▶ MATERIAL SUPPLIED
______
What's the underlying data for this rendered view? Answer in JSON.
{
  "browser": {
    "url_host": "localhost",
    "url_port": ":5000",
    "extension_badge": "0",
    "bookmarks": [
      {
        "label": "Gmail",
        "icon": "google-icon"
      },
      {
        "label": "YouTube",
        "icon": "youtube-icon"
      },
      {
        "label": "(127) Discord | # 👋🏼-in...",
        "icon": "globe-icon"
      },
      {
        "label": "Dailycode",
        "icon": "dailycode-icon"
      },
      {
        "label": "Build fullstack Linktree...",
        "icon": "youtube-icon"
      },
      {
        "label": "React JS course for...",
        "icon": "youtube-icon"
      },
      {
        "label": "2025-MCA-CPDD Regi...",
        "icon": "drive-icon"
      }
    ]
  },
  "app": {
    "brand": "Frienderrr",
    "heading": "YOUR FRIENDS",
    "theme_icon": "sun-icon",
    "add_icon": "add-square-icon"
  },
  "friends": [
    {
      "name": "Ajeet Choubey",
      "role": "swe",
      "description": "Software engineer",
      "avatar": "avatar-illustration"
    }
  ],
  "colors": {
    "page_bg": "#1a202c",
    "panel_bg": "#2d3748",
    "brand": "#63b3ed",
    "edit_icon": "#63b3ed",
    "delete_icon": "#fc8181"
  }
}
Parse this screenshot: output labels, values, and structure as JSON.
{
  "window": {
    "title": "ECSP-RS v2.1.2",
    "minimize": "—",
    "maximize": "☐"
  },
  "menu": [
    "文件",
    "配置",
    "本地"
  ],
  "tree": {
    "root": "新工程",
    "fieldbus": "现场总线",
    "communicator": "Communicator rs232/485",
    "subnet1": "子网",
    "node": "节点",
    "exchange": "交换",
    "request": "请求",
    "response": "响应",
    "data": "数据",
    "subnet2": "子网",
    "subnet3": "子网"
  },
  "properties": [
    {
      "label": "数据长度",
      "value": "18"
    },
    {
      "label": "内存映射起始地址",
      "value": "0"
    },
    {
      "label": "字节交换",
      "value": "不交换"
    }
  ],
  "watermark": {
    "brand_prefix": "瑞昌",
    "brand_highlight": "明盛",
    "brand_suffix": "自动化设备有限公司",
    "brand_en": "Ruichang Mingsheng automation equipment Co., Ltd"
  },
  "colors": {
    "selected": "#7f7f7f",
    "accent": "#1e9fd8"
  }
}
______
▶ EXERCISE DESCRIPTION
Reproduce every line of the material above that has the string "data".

▶ RESPONSE
What's the underlying data for this rendered view? Answer in JSON.
    "data": "数据",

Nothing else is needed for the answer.